Throughout the 1990s, institutional investors increased their allocations to equities. Equities were perceived as a long-duration asset class and long-term investors could stomach any drawdowns. Many institutional mandates were indexed or benchmarked to an equity index. The fund managers were managing ‘tracking risk’, that is, risk was perceived not as losing money but as a deviation from the benchmark. Traditional and established aspects of portfolio management, such as diversification, position sizing and hedging, were secondary considerations. Absolute returns weren’t even a thought among many long-only asset managers and their clientele. The doctrine worked well until it stopped.
The benchmarking idea changed as share prices started to fall. The assumed indifference to absolute losses slowly but steadily turned out to be ill-advised. It was like Ayn Rand speaking to investors: “You can avoid reality, but you cannot avoid the consequences of avoiding reality.”
It is felt that history does not repeat itself, but does indeed rhyme. This time it is bonds that have risen strongly, not equities. Furthermore, the doctrine of managing relative instead of absolute returns is not referred to as ‘closet indexing’ but as ‘asset-liability management’ (ALM). The communality between the benchmarking of equities to an asset benchmark and the benchmarking of bonds to a liability benchmark is that one is implicitly indifferent to absolute losses.
Many investors believe that they are indifferent to rising yields and falling bonds because their liabilities will fall, too, in the case of rising interest rates. There is the perception that there is no need for diversification or capital preservation; both being reasonable applicable tools for investors thinking in absolute return terms. However, the perception of being indifferent to losses is a bull market phenomenon that will not last.
An additional aspect is related to committee-based investment decision-making. Most institutional investment committees are comprised of individuals with different backgrounds. Not all are familiar with finance and economics in general, and the history of stock and bond markets in particular. Those with knowledge dominate the investment process, especially when all goes well. Those with less knowledge have nothing much to add other than nod approvingly.

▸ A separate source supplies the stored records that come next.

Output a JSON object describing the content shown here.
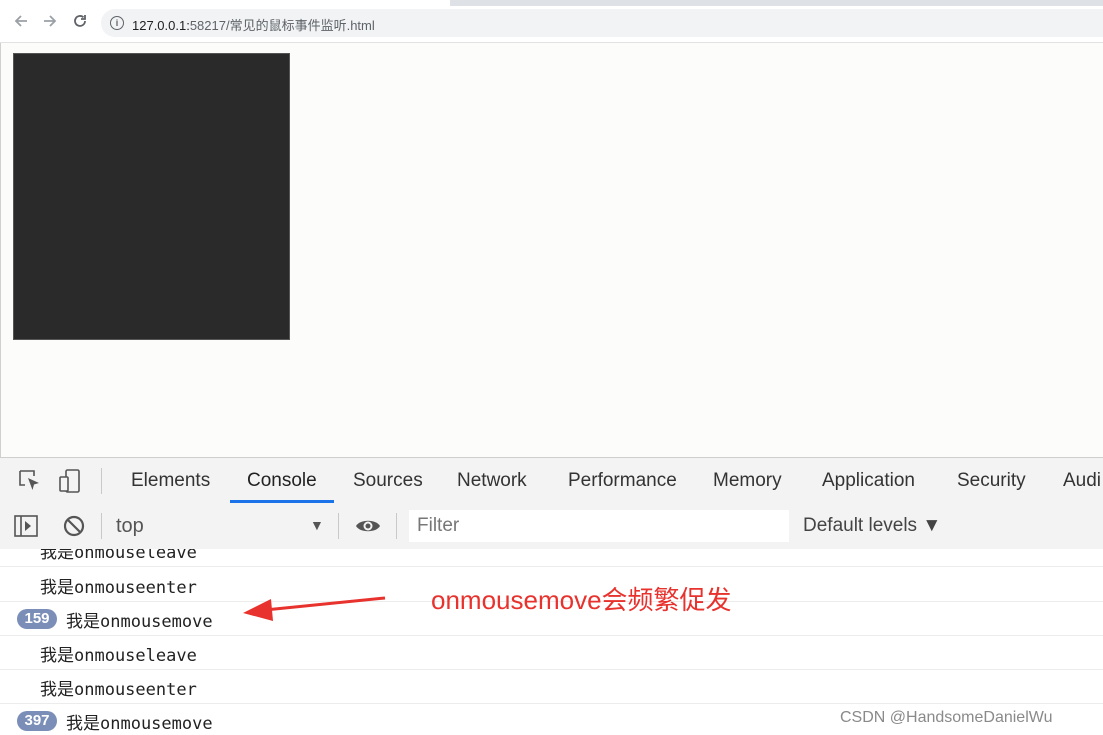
{
  "browser": {
    "url_host": "127.0.0.1:",
    "url_path": "58217/常见的鼠标事件监听.html",
    "back_icon": "back-arrow-icon",
    "forward_icon": "forward-arrow-icon",
    "reload_icon": "reload-icon",
    "site_info_icon": "info-icon"
  },
  "page": {
    "box_color": "#2a2a2a"
  },
  "devtools": {
    "tabs": [
      "Elements",
      "Console",
      "Sources",
      "Network",
      "Performance",
      "Memory",
      "Application",
      "Security",
      "Audi"
    ],
    "active_tab": "Console",
    "context": "top",
    "filter_placeholder": "Filter",
    "levels": "Default levels ▼",
    "accent_color": "#1a73e8"
  },
  "console": {
    "rows": [
      {
        "prefix": "我是",
        "event": "onmouseleave",
        "count": ""
      },
      {
        "prefix": "我是",
        "event": "onmouseenter",
        "count": ""
      },
      {
        "prefix": "我是",
        "event": "onmousemove",
        "count": "159"
      },
      {
        "prefix": "我是",
        "event": "onmouseleave",
        "count": ""
      },
      {
        "prefix": "我是",
        "event": "onmouseenter",
        "count": ""
      },
      {
        "prefix": "我是",
        "event": "onmousemove",
        "count": "397"
      }
    ]
  },
  "annotation": {
    "text": "onmousemove会频繁促发",
    "color": "#e8322d"
  },
  "watermark": "CSDN @HandsomeDanielWu"
}
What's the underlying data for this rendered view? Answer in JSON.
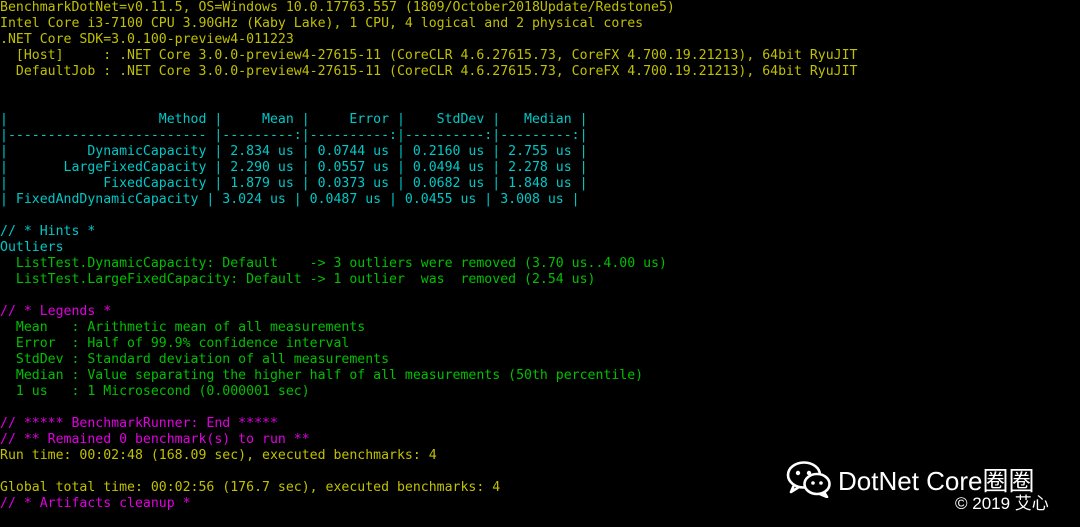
{
  "console": {
    "header": [
      "BenchmarkDotNet=v0.11.5, OS=Windows 10.0.17763.557 (1809/October2018Update/Redstone5)",
      "Intel Core i3-7100 CPU 3.90GHz (Kaby Lake), 1 CPU, 4 logical and 2 physical cores",
      ".NET Core SDK=3.0.100-preview4-011223",
      "  [Host]     : .NET Core 3.0.0-preview4-27615-11 (CoreCLR 4.6.27615.73, CoreFX 4.700.19.21213), 64bit RyuJIT",
      "  DefaultJob : .NET Core 3.0.0-preview4-27615-11 (CoreCLR 4.6.27615.73, CoreFX 4.700.19.21213), 64bit RyuJIT"
    ],
    "table": {
      "header_line": "|                   Method |     Mean |     Error |    StdDev |   Median |",
      "separator_line": "|------------------------- |---------:|----------:|----------:|---------:|",
      "rows": [
        "|          DynamicCapacity | 2.834 us | 0.0744 us | 0.2160 us | 2.755 us |",
        "|       LargeFixedCapacity | 2.290 us | 0.0557 us | 0.0494 us | 2.278 us |",
        "|            FixedCapacity | 1.879 us | 0.0373 us | 0.0682 us | 1.848 us |",
        "| FixedAndDynamicCapacity | 3.024 us | 0.0487 us | 0.0455 us | 3.008 us |"
      ],
      "columns": [
        "Method",
        "Mean",
        "Error",
        "StdDev",
        "Median"
      ],
      "data": [
        [
          "DynamicCapacity",
          "2.834 us",
          "0.0744 us",
          "0.2160 us",
          "2.755 us"
        ],
        [
          "LargeFixedCapacity",
          "2.290 us",
          "0.0557 us",
          "0.0494 us",
          "2.278 us"
        ],
        [
          "FixedCapacity",
          "1.879 us",
          "0.0373 us",
          "0.0682 us",
          "1.848 us"
        ],
        [
          "FixedAndDynamicCapacity",
          "3.024 us",
          "0.0487 us",
          "0.0455 us",
          "3.008 us"
        ]
      ]
    },
    "hints": {
      "title": "// * Hints *",
      "subtitle": "Outliers",
      "lines": [
        "  ListTest.DynamicCapacity: Default    -> 3 outliers were removed (3.70 us..4.00 us)",
        "  ListTest.LargeFixedCapacity: Default -> 1 outlier  was  removed (2.54 us)"
      ]
    },
    "legends": {
      "title": "// * Legends *",
      "lines": [
        "  Mean   : Arithmetic mean of all measurements",
        "  Error  : Half of 99.9% confidence interval",
        "  StdDev : Standard deviation of all measurements",
        "  Median : Value separating the higher half of all measurements (50th percentile)",
        "  1 us   : 1 Microsecond (0.000001 sec)"
      ]
    },
    "footer": {
      "runner_end": "// ***** BenchmarkRunner: End *****",
      "remained": "// ** Remained 0 benchmark(s) to run **",
      "run_time": "Run time: 00:02:48 (168.09 sec), executed benchmarks: 4",
      "global_total": "Global total time: 00:02:56 (176.7 sec), executed benchmarks: 4",
      "artifacts": "// * Artifacts cleanup *"
    }
  },
  "watermark": {
    "text": "DotNet Core圈圈",
    "copyright": "© 2019 艾心",
    "icon": "wechat-icon"
  },
  "colors": {
    "background": "#000000",
    "header": "#c0c000",
    "table": "#00c8c8",
    "hints": "#00c000",
    "legends_title": "#e000e0",
    "footer": "#e000e0",
    "plain": "#c8c8c8"
  }
}
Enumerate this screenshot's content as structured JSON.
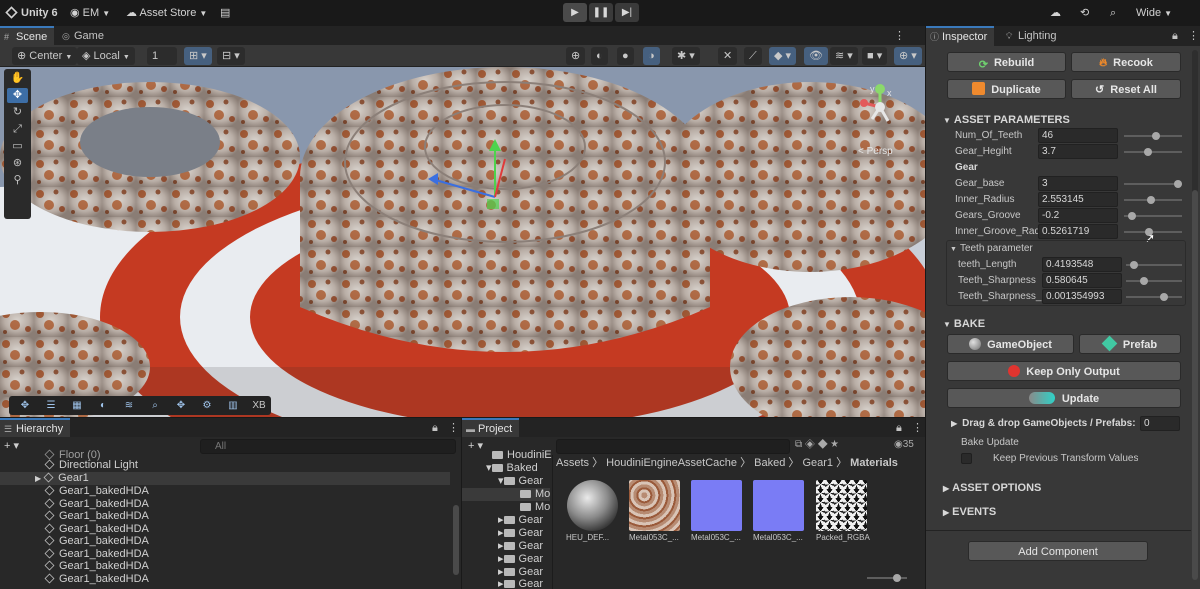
{
  "toolbar": {
    "app_title": "Unity 6",
    "account": "EM",
    "asset_store": "Asset Store",
    "layout": "Wide"
  },
  "scene_tabs": {
    "scene": "Scene",
    "game": "Game"
  },
  "scene_toolbar": {
    "pivot": "Center",
    "space": "Local",
    "snap_value": "1"
  },
  "viewport": {
    "persp_label": "< Persp",
    "gizmo_y": "y",
    "gizmo_x": "x"
  },
  "overlay": {
    "xb_label": "XB"
  },
  "hierarchy": {
    "title": "Hierarchy",
    "search_placeholder": "All",
    "items": [
      "Floor (0)",
      "Directional Light",
      "Gear1",
      "Gear1_bakedHDA",
      "Gear1_bakedHDA",
      "Gear1_bakedHDA",
      "Gear1_bakedHDA",
      "Gear1_bakedHDA",
      "Gear1_bakedHDA",
      "Gear1_bakedHDA",
      "Gear1_bakedHDA"
    ]
  },
  "project": {
    "title": "Project",
    "count": "35",
    "tree": [
      "HoudiniE",
      "Baked",
      "Gear",
      "Mo",
      "Mo",
      "Gear",
      "Gear",
      "Gear",
      "Gear",
      "Gear",
      "Gear"
    ],
    "breadcrumb": [
      "Assets",
      "HoudiniEngineAssetCache",
      "Baked",
      "Gear1",
      "Materials"
    ],
    "assets": [
      "HEU_DEF...",
      "Metal053C_...",
      "Metal053C_...",
      "Metal053C_...",
      "Packed_RGBA"
    ]
  },
  "inspector": {
    "tab_inspector": "Inspector",
    "tab_lighting": "Lighting",
    "rebuild": "Rebuild",
    "recook": "Recook",
    "duplicate": "Duplicate",
    "reset_all": "Reset All",
    "asset_parameters": "ASSET PARAMETERS",
    "params": [
      {
        "label": "Num_Of_Teeth",
        "value": "46",
        "slider": 0.56
      },
      {
        "label": "Gear_Hegiht",
        "value": "3.7",
        "slider": 0.4
      },
      {
        "label": "Gear_base",
        "value": "3",
        "slider": 1.0
      },
      {
        "label": "Inner_Radius",
        "value": "2.553145",
        "slider": 0.45
      },
      {
        "label": "Gears_Groove",
        "value": "-0.2",
        "slider": 0.07
      },
      {
        "label": "Inner_Groove_Radius",
        "value": "0.5261719",
        "slider": 0.42
      }
    ],
    "gear_group": "Gear",
    "teeth_group": "Teeth parameter",
    "teeth_params": [
      {
        "label": "teeth_Length",
        "value": "0.4193548",
        "slider": 0.09
      },
      {
        "label": "Teeth_Sharpness",
        "value": "0.580645",
        "slider": 0.3
      },
      {
        "label": "Teeth_Sharpness_l",
        "value": "0.001354993",
        "slider": 0.7
      }
    ],
    "bake": "BAKE",
    "gameobject": "GameObject",
    "prefab": "Prefab",
    "keep_only_output": "Keep Only Output",
    "update": "Update",
    "drag_drop": "Drag & drop GameObjects / Prefabs:",
    "drag_count": "0",
    "bake_update": "Bake Update",
    "keep_previous": "Keep Previous Transform Values",
    "asset_options": "ASSET OPTIONS",
    "events": "EVENTS",
    "add_component": "Add Component"
  },
  "colors": {
    "accent_blue": "#3a79bb",
    "floor_red": "#c53a22",
    "gizmo_green": "#4dd34d",
    "gizmo_red": "#e03b3b",
    "gizmo_blue": "#3b6fe0"
  }
}
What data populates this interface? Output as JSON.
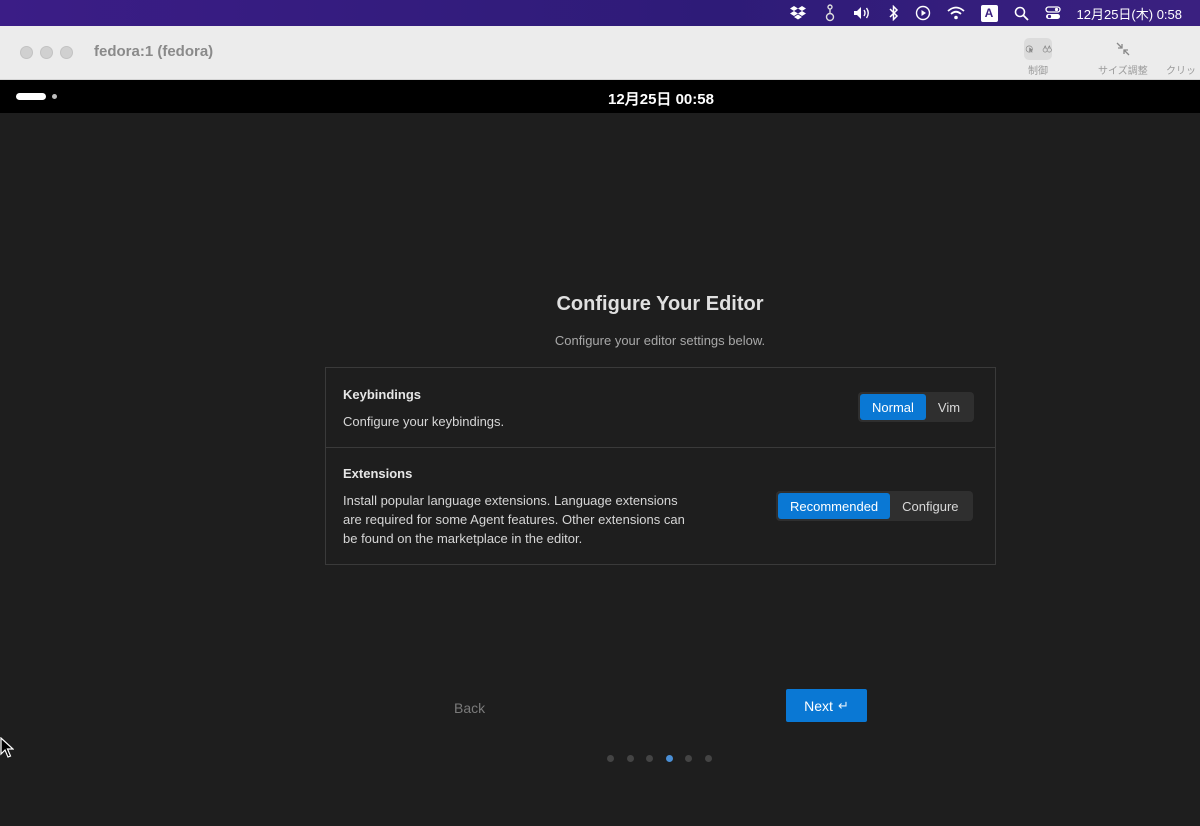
{
  "menubar": {
    "datetime": "12月25日(木)  0:58",
    "ime": "A"
  },
  "window": {
    "title": "fedora:1 (fedora)",
    "toolbar": {
      "control_label": "制御",
      "resize_label": "サイズ調整",
      "clip_label": "クリッ"
    }
  },
  "guest": {
    "clock": "12月25日  00:58"
  },
  "setup": {
    "heading": "Configure Your Editor",
    "subheading": "Configure your editor settings below.",
    "keybindings": {
      "title": "Keybindings",
      "description": "Configure your keybindings.",
      "options": [
        "Normal",
        "Vim"
      ],
      "selected": "Normal"
    },
    "extensions": {
      "title": "Extensions",
      "description_lines": [
        "Install popular language extensions. Language extensions",
        "are required for some Agent features. Other extensions can",
        "be found on the marketplace in the editor."
      ],
      "options": [
        "Recommended",
        "Configure"
      ],
      "selected": "Recommended"
    },
    "back_label": "Back",
    "next_label": "Next",
    "next_icon": "↵",
    "step_current": 4,
    "step_total": 6
  },
  "colors": {
    "accent": "#0a78d4",
    "active_dot": "#4a8fd6"
  }
}
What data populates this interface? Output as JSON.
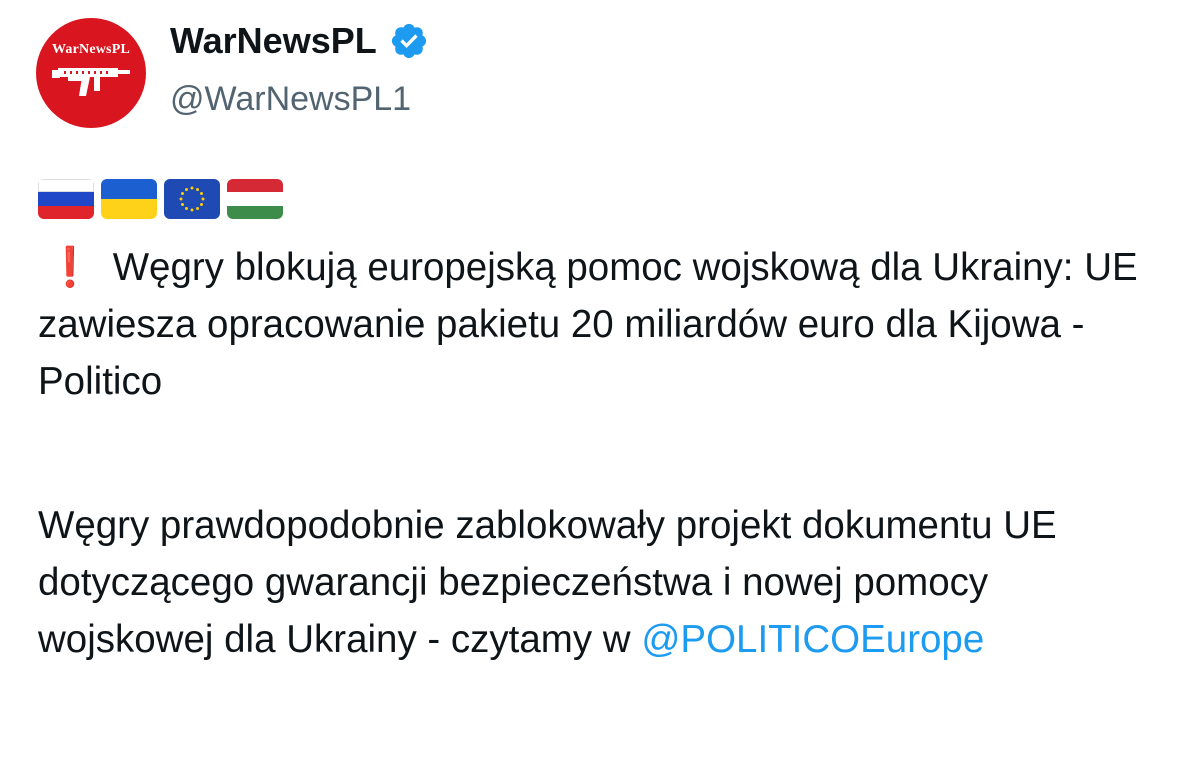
{
  "author": {
    "name": "WarNewsPL",
    "handle": "@WarNewsPL1",
    "avatar_text": "WarNewsPL",
    "verified_icon": "verified-badge-icon"
  },
  "flags": [
    {
      "name": "russia-flag-icon",
      "colors": [
        "#ffffff",
        "#1f47c8",
        "#e0242c"
      ]
    },
    {
      "name": "ukraine-flag-icon",
      "colors": [
        "#1b5fd1",
        "#ffd21a"
      ]
    },
    {
      "name": "eu-flag-icon",
      "colors": [
        "#1f49b3",
        "#ffcc00"
      ]
    },
    {
      "name": "hungary-flag-icon",
      "colors": [
        "#d52a36",
        "#ffffff",
        "#3e8c4a"
      ]
    }
  ],
  "post": {
    "alert_icon": "❗",
    "paragraph1": "Węgry blokują europejską pomoc wojskową dla Ukrainy: UE zawiesza opracowanie pakietu 20 miliardów euro dla Kijowa - Politico",
    "paragraph2": "Węgry prawdopodobnie zablokowały projekt dokumentu UE dotyczącego gwarancji bezpieczeństwa i nowej pomocy wojskowej dla Ukrainy - czytamy w",
    "mention": "@POLITICOEurope"
  },
  "colors": {
    "link": "#1d9bf0",
    "verified": "#1d9bf0",
    "avatar_bg": "#d9161f"
  }
}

Criticism is easily silenced by referring to favourable past performance. However, when equities started to fall, the investment committee dynamics started to change. Suddenly the equities-outperform-bonds-in-the-long-term mantra had a different feel to it. The trustees started to voice solvency concerns while laypeople in the committee started to question the logic of having such a high allocation to equities. Losses were the game changer.
The practical relevance is that history rhymes. The investment experience of the past 12-15 years has taught us that a fool with a tool is still a fool. This time it is not an infatuation with equities but a repressively induced high bond allocation. The authorities, via bond-worshipping regulators and equity-averse accounting rules-setting boards, are to blame. The ALM phenomenon is essentially a function of the political, legal and regulatory framework; hence the perception of rationality on the part of the institutional investor conducting the ALM.
The bottom line is this: bond markets can compound negatively in real terms for decades. This has not occurred during the lifetime of most contemporary investors. When bonds start to fall in earnest, it is likely that some of the current institutional doctrines will be questioned. Ideas such as ‘we can hold bonds to maturity’, or, ‘our (liability) benchmark is falling too’ will sound as hollow as some of the ideas when equities were falling and investors moved from a relative return to an absolute returns approach. The positive feedback loop that propelled bonds and bond allocations to high levels will eventually reverse. A negative feedback loop will then – again – change the game.